■ **DESCRIPTION OF THE TASK**: Go over the data and keep only the lines that include "NaguibSawiris".
== == ==
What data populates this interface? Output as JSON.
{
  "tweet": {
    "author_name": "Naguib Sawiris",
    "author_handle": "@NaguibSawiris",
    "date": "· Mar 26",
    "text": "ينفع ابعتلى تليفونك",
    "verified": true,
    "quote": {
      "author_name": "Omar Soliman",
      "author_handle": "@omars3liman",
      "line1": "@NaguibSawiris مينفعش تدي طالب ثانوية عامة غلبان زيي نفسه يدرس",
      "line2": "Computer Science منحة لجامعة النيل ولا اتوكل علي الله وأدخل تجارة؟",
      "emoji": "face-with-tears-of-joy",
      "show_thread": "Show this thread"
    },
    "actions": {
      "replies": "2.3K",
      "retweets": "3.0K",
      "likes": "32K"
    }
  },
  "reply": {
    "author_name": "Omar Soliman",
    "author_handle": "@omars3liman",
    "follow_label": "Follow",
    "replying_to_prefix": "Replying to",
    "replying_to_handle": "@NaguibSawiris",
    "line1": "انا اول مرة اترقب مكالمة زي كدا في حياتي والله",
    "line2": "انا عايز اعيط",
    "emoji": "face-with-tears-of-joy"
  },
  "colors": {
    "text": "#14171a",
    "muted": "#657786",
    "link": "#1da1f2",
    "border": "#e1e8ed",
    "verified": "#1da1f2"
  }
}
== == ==
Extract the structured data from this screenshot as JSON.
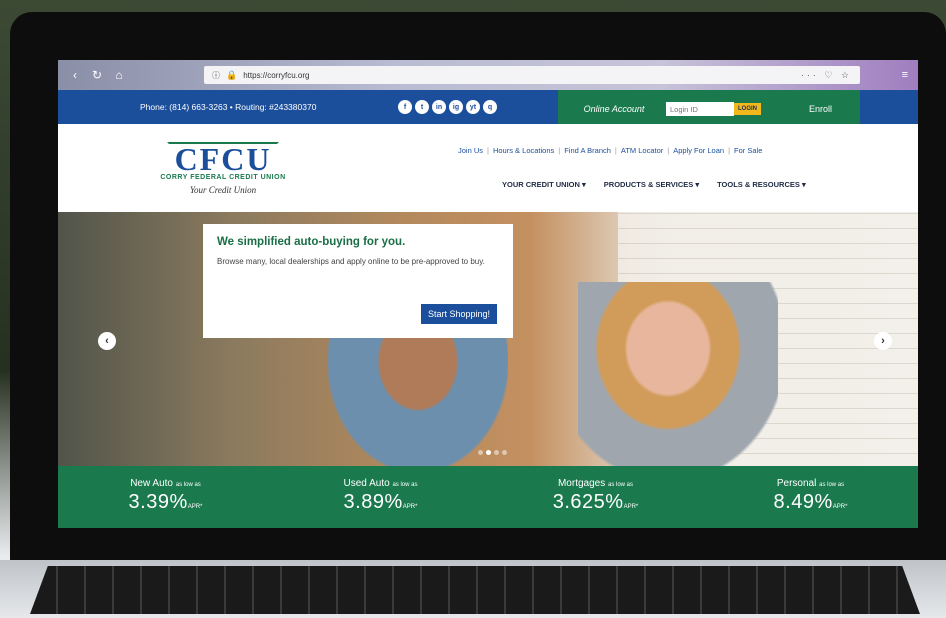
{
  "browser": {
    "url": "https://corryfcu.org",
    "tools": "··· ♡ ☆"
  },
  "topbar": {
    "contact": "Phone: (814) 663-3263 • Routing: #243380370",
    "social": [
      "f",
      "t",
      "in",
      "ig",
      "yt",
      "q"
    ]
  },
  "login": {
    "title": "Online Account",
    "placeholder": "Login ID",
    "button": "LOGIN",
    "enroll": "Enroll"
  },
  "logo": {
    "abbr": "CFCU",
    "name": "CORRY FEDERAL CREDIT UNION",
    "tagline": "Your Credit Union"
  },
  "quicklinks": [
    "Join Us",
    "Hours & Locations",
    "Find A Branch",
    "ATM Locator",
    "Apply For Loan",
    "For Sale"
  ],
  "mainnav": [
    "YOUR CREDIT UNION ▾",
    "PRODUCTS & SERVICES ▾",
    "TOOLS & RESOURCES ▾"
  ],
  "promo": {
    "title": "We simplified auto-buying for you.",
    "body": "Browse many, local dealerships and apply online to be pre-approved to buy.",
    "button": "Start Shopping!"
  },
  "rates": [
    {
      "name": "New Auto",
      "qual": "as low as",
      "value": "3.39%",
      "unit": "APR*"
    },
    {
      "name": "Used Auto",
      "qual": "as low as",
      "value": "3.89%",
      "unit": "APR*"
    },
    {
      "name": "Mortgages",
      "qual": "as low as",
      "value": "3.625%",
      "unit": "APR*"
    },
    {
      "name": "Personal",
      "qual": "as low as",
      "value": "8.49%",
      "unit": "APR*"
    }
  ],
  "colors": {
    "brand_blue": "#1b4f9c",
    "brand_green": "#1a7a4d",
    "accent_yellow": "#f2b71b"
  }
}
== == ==
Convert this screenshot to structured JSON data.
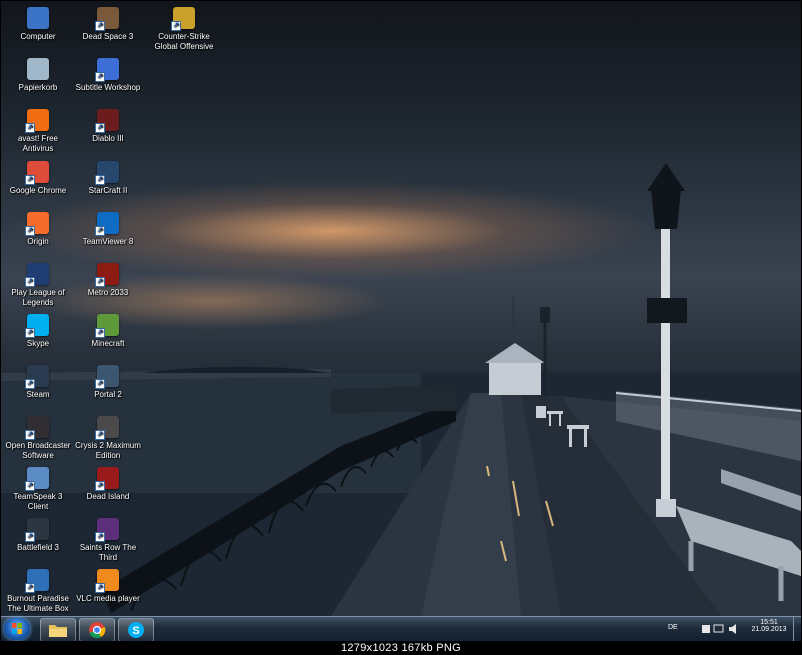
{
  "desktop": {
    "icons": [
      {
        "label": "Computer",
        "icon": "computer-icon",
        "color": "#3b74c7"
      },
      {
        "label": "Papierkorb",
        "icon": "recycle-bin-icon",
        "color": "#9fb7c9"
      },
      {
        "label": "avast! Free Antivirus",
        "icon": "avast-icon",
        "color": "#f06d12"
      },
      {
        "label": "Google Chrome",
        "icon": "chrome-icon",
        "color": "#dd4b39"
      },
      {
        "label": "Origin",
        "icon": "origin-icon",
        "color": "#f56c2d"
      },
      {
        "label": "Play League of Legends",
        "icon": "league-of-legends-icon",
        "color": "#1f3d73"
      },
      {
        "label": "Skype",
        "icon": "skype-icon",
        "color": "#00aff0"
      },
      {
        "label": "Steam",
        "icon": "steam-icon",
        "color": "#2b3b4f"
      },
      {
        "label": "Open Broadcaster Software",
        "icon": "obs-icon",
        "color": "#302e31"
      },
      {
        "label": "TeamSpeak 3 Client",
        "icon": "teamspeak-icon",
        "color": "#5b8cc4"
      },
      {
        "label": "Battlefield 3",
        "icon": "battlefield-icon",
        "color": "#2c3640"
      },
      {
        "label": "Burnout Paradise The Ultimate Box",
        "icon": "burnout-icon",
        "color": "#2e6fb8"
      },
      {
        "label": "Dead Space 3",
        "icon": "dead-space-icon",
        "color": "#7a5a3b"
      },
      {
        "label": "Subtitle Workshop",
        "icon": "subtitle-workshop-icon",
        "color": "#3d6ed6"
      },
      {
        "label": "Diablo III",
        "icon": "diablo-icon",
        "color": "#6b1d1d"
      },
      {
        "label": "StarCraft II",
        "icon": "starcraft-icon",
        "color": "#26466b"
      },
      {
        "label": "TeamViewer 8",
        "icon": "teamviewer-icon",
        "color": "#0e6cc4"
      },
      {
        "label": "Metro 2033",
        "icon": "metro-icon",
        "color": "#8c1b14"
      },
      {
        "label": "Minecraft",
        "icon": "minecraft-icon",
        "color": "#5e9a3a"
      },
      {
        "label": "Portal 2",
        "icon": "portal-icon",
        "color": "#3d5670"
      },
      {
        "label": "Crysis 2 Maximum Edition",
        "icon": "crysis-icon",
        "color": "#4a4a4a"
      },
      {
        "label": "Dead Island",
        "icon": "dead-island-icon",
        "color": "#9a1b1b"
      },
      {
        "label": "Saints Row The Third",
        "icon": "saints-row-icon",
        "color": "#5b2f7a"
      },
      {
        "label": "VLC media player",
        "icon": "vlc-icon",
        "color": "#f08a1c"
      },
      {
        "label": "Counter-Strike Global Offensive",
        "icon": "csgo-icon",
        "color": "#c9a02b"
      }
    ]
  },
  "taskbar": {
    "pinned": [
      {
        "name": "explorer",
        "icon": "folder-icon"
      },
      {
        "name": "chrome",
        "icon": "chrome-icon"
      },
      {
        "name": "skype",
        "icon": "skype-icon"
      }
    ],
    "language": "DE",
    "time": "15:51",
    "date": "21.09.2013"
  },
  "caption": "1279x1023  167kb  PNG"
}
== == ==
■ **WRITTEN SOLUTION**:
    "author_handle": "@NaguibSawiris",
      "line1": "@NaguibSawiris مينفعش تدي طالب ثانوية عامة غلبان زيي نفسه يدرس",
    "replying_to_handle": "@NaguibSawiris",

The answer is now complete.